The day went in two halves; first getting strong takes down, then later replacing all the guitar parts individually with the most optimal set-up for each.

The exception to this was Blood Dance, for which we only recorded drums. The rest of that was put together in my home, with vocals, a guitar part, and a bunch of synth parts the band had already put together.

Also done at my home were all the vocals for the other tracks. For vocal tracking, I like to have people somewhere comfortable where they don’t have to watch the clock too much. Which happened to be ideal for this project, as we ended up trying out a lot of different things with the vocal arrangements; it wasn’t simply a case of banging down parts that everyone already knew.

To me, the vocal arrangement stuff is one of the most striking things about LVLS. It’s very rarely straight harmony stuff; more often there are interlocking and call-and-response parts. It’s incredibly clever stuff that manages to sound effortless, which I really love. So I made sure to allow time to try out different things. The second part of ‘Joey Fritz…’ where Emily takes the lead vocal arose from these sessions, based around an idea she had of making the song like a conversation between two people. That wasn’t part of the original plan, but it’s a magical moment in the finished track. You should always allow enough space and time for some magic to occur.

After getting everything down, we went through a fairly protracted mix process. Not in terms of hours spent tweaking, but in terms of taking time to think things over carefully and work out a  considered plan. Again, this is enormously valuable. The only real way to assess a mix is to live with it for a while, so you can start listening like a regular listener, and stop agonising about half a dB on the hi-hat or whatever.

I did make something of a howler on the mix process at one point, in that I mixed the title track as if it was a guitar song with synths, rather than a synth song with guitars, which turned out to be an extremely subtle but profound difference in how the thing feels. But we got there in the end.

I’m very proud of having been involved in this. It’s incredibly diverse, stylistically, but still coherent. There’s an inherent LVLS-ness to everything they do, whether that’s minimal electro or jangling power pop or a moody goth-tinged synth epic. Which is something I felt I had to step up to and match with the mixing.

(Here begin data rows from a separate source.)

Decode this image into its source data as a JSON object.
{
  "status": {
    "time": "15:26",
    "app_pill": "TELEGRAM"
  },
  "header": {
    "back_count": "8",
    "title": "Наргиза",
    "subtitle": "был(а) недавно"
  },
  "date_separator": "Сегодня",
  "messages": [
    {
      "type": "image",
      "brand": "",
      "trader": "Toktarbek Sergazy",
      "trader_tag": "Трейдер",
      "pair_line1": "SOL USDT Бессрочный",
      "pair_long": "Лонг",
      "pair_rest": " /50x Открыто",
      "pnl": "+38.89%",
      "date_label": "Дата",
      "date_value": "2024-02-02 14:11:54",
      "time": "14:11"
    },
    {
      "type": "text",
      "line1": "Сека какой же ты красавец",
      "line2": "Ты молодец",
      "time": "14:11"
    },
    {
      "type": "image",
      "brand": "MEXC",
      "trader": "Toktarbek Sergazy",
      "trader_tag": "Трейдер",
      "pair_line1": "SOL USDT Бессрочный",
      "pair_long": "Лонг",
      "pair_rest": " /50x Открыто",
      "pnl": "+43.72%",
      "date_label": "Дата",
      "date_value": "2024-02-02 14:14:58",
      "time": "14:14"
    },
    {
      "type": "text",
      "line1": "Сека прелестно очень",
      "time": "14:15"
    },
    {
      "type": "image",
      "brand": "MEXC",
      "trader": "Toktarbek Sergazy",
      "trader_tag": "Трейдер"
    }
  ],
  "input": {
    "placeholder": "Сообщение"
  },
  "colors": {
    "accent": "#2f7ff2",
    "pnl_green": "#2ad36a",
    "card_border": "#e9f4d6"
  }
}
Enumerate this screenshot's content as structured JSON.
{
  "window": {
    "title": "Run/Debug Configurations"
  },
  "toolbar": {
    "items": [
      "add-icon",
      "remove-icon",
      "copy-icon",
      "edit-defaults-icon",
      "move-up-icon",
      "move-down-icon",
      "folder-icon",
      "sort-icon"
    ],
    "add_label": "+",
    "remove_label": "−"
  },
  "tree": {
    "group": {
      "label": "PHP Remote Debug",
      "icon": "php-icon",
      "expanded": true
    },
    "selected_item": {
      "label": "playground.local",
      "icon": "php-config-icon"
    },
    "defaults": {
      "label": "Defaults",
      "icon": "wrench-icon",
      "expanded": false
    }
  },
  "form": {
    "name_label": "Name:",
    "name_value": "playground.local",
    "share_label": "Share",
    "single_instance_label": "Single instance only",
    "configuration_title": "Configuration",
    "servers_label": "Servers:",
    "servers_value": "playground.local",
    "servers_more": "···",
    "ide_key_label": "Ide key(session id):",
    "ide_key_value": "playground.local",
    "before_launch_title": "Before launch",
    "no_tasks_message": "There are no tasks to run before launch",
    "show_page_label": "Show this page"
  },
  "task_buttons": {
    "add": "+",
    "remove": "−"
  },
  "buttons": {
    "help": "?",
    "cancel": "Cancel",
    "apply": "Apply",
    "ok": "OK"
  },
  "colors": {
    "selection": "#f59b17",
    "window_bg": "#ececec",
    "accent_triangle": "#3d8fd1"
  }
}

All in all, I think the final result sounds like the first quarter of a great, great LP. I’m always a bit surprised when it ends after three songs.